Throughout the study, researchers did not find any political ideologies connected to vaccine willingness or unwillingness.

The study also asked about the length and type of vaccine trials.

Poole said when given a choice, more people said they were willing to get a vaccine in the next 6 months than in the next 30 days.

“Timing is important. The longer the testing goes on, the longer people have confidence in the vaccine,” he continued.

This week a second vaccine trial was paused after an unexplained illness appeared in one of the participants while hundreds continue. Poole said the public can feel confident in watching science unfold right now because the final vaccine will have gone through this rigorous testing process.

Today’s Top Stories


FILE - This undated photo provided by Merck & Co. shows their new antiviral medication molnupir...
MATTHEW PERRONE, Associated Press Health Writer

US adds second COVID-19 pill, this time from Merck

U.S. health regulators on Thursday authorized the second pill against COVID-19, providing another easy-to-use medication to battle the rising tide of omicron infections.
5 months ago
new COVID pills...
MATTHEW PERRONE Associated Press
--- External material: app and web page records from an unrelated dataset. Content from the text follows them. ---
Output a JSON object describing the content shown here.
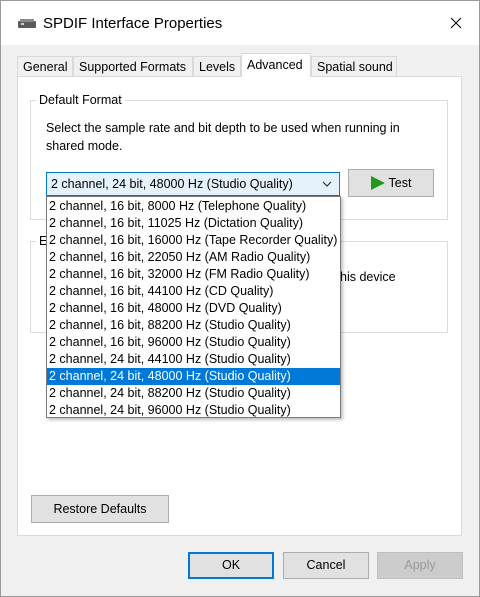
{
  "window": {
    "title": "SPDIF Interface Properties"
  },
  "tabs": [
    {
      "label": "General"
    },
    {
      "label": "Supported Formats"
    },
    {
      "label": "Levels"
    },
    {
      "label": "Advanced"
    },
    {
      "label": "Spatial sound"
    }
  ],
  "default_format": {
    "group_label": "Default Format",
    "description": "Select the sample rate and bit depth to be used when running in shared mode.",
    "selected": "2 channel, 24 bit, 48000 Hz (Studio Quality)",
    "test_label": "Test",
    "options": [
      "2 channel, 16 bit, 8000 Hz (Telephone Quality)",
      "2 channel, 16 bit, 11025 Hz (Dictation Quality)",
      "2 channel, 16 bit, 16000 Hz (Tape Recorder Quality)",
      "2 channel, 16 bit, 22050 Hz (AM Radio Quality)",
      "2 channel, 16 bit, 32000 Hz (FM Radio Quality)",
      "2 channel, 16 bit, 44100 Hz (CD Quality)",
      "2 channel, 16 bit, 48000 Hz (DVD Quality)",
      "2 channel, 16 bit, 88200 Hz (Studio Quality)",
      "2 channel, 16 bit, 96000 Hz (Studio Quality)",
      "2 channel, 24 bit, 44100 Hz (Studio Quality)",
      "2 channel, 24 bit, 48000 Hz (Studio Quality)",
      "2 channel, 24 bit, 88200 Hz (Studio Quality)",
      "2 channel, 24 bit, 96000 Hz (Studio Quality)"
    ],
    "selected_index": 10
  },
  "obscured_group": {
    "label_fragment": "E",
    "text_fragment": "his device"
  },
  "buttons": {
    "restore_defaults": "Restore Defaults",
    "ok": "OK",
    "cancel": "Cancel",
    "apply": "Apply"
  },
  "colors": {
    "accent": "#0078d7",
    "play_green": "#1e9b1e"
  }
}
Pfizer pill becomes 1st US-authorized home COVID treatment

U.S. health regulators authorized the first pill against COVID-19, a Pfizer drug that Americans will be able to take at home to head off the worst effects of the virus.
5 months ago
covid pill...
Curt Gresseth

Utah doctor weighs in on new COVID-19 pill you can take at home

A University of Utah doctor specializing in infectious diseases weighs the pros and cons on a new pill taken at home to treat coronavirus.
5 months ago
covid utah...
Paul Nelson

As omicron variant spreads, Utahns urged to get vaccine booster shots

With the spread of the omicron variant, Utahns are being urged to get a COVID-19 vaccine booster shot
6 months ago
COVID vaccination rates...
Heather Kelly

Utah is below the national average for COVID vaccination rates, here’s why

Utah is below the national average for COVID vaccination rates. High numbers of children in Utah are likely skewing the data. Officials encourage vaccination.
6 months ago
utah covid children...
Paul Nelson

Researchers believe ‘omicron’ variant will be in Utah, sooner or later

The Omicron variant doesn't have officials saying we should cancel Christmas plans, but masks and social distancing are still recommended.
6 months ago

Sponsored Articles

Curb Appeal...
Price's Guaranteed Doors

How to have the best of both worlds for your house | Home security and curb appeal

Protect your home and improve its curb appeal with the latest security solutions like beautiful garage doors and increased security systems.
Prescription opioids can be disposed of during National Prescription Take Back Day...
Know Your Script

Prescription opioid misuse | How to protect your family from the opioid epidemic

Studies have shown that prescription opioid misuse has increased since COVID-19. So what do you need to know about these opioids?

Tax Tuesday: The Most Common Mistakes People Make When Filing Their Taxes

Fortunately, for most average earners, they will not end up owing overpayments received for the Child Tax Credit in 2021.

Tax Tuesday: How will last year’s child tax credits affect you?

Fortunately, for most average earners, they will not end up owing overpayments received for the Child Tax Credit in 2021.

Tax Tuesday: Key Information Before the Filing Deadline

Businesses can receive a credit of up to $5,000 per employee in 2020 and up to $21,000 per employee in 2021.
national heart month...
Intermountain Healthcare

National Heart Month: 5 Lifestyle Changes to Make Today to Keep You Heart Healthy

Heart disease is the leading cause of death for both men and women. One person dies every 36 seconds in the United States from cardiovascular disease
BYU Study: What’s affecting people’s willingness to get a coronavirus vaccine